MPE cannot. Is there a serious list of business computing tasks that
MPE is ill-suited for?
For someone who is as die-hard an HP 3000 person as I am, I
find it hard to conceive of something the 3000 is ill-suited for.
Something came to mind, though, after a few conversations and while I
was rewriting class material that touted the client-server model. We
concluded that client-server is a very fragile business model. I
remember that someone wrote, With client-server we build a Web
of increasing fragility.
About the only thing the HP 3000 doesnt do well is
client-server, and thats cause for celebration. That is not
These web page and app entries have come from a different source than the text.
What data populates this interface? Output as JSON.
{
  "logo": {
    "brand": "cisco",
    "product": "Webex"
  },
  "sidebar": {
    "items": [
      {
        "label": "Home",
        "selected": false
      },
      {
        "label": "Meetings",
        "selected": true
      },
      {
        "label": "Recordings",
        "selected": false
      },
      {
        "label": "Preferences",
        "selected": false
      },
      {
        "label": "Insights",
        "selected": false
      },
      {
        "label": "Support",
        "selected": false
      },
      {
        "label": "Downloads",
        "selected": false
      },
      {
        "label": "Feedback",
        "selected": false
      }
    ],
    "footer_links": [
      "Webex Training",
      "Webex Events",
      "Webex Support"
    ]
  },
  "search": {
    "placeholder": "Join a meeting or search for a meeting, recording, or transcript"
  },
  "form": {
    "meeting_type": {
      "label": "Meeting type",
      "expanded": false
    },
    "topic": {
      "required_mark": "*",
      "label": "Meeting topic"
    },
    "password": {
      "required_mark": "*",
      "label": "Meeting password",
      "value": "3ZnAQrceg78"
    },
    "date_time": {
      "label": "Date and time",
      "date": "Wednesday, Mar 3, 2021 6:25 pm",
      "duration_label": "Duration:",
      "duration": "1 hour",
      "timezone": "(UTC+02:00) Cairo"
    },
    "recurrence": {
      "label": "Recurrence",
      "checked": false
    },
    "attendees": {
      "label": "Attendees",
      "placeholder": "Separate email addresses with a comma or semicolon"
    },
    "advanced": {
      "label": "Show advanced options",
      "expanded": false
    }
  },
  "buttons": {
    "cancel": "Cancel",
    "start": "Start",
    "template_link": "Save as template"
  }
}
high-speed, online transaction processing. Thats what the 3000
is built for. Its rock solid. And did I mention IMAGE? With the
combination of a machine thats been up and running for so long
doing high-speed processing, and IMAGE, you have a machine
thats eminently capable of most every business solution you can
MPE struggles to be a Web server, primarily because of its
bandwidth. Thats not the fault of MPE, thats the fault of
crippling the systems. Ive run Samba and Apache on MPE boxes
for years, and Im quite impressed. Certainly, there may be
environments where the number of hits on the site are just too much
for the 3000 hardware. But thats primarily because we
dont get a full-speed A-Class or N-Class machine out of HP for
Those machines are the reason I thought HP was going to stick
with the 3000 forever beautiful machines, and the effort HP
spent fielding those machines.
So these servers prove that even good engineering can
precede a move away from a product. Can a company gain security for
3000 homesteading by moving its application interfaces to a
platform-neutral environment even if they dont have any
plans to migrate?
Absolutely. I couldnt agree more. There is a history,
and not just with HP, that vendors move away from products. That
product could be middleware, and I guess I would place VPlus in an
antique form of middleware, or it could be an operating system. As we
make our applications independent of those business decisions we have
no control over, we do have security. We should minimize our use of
intrinsics and proprietary features of languages, so we can feel
reasonably insulated from business climate changes from our